First Lines Fridays is a weekly feature for book lovers hosted by Wandering Words. What if instead of judging a book by its cover, its author or its prestige, we judged it by its opening lines?
- Pick a book off your shelf (it could be your current read or on your TBR) and open to the first page
- Copy the first few lines, but don’t give anything else about the book away just yet – you need to hook the reader first
- Finally… reveal the book
Childhood was not my happiest time. But when the war came and I was sent to Bletchley Park I grew up. Quite frankly, I’ve been happy ever since. I never told anyone I was unhappy. One didn’t. I had two younger brothers but I wouldn’t have dreamed of confiding in them. Instead I became very self-contained about my feelings. My mother worked it out on the day she turned up at my boarding school unannounced and was greeted by the headmistress with more than the expected degree of surprise. Two weeks previously I had told everyone that my mother had died. It wasn’t my parents’ fault. They were born in the nineteenth century and brought up by Victorians. In fact my father, Arthur Campbell-Harris, hadn’t really been brought up by his parents at all – he had barely known them. My grandfather was Surgeon General in India, and when my father was still a young boy he had been sent ‘home’ to live with relations and go to school in England (which he hated). My mother, Doris Robson, was brought up as a sort of American princess: very very rich and rather spoilt. She never had to do anything for herself. Her father had come over to England from the United States in the 1880s and made an awful lot of money in the paint business and she was the heiress. She and my father brought me up much as they had been brought up: it was simply how one did it then. Young children led a nursery life, with mother and father sweeping in to say goodnight, all dressed up to go out for the evening with their friends in the Prince of Wales’ set. Later, you were packed off to school. I didn’t see much of them, and I found them rather frightening. There were no demonstrations of love and certainly no hugs.

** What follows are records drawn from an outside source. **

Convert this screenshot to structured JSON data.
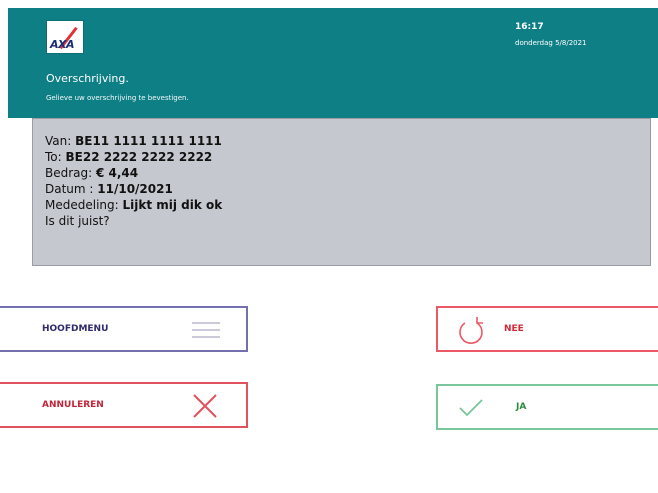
{
  "header": {
    "logo_text": "AXA",
    "title": "Overschrijving.",
    "subtitle": "Gelieve uw overschrijving te bevestigen.",
    "time": "16:17",
    "date": "donderdag 5/8/2021",
    "bg_color": "#0f7f86"
  },
  "details": {
    "van_label": "Van: ",
    "van_value": "BE11 1111 1111 1111",
    "to_label": "To: ",
    "to_value": "BE22 2222 2222 2222",
    "bedrag_label": "Bedrag: ",
    "bedrag_value": "€ 4,44",
    "datum_label": "Datum : ",
    "datum_value": "11/10/2021",
    "mededeling_label": "Mededeling: ",
    "mededeling_value": "Lijkt mij dik ok",
    "question": "Is dit juist?"
  },
  "buttons": {
    "menu_label": "HOOFDMENU",
    "menu_icon": "hamburger-icon",
    "cancel_label": "ANNULEREN",
    "cancel_icon": "close-x-icon",
    "nee_label": "NEE",
    "nee_icon": "undo-arrow-icon",
    "ja_label": "JA",
    "ja_icon": "checkmark-icon"
  }
}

And The Book Is…
I don’t usually read anything that deals with politics since I’m not into politics and I don’t like Trump for obvious reasons but I get given this book as a gift so I have to give it a try.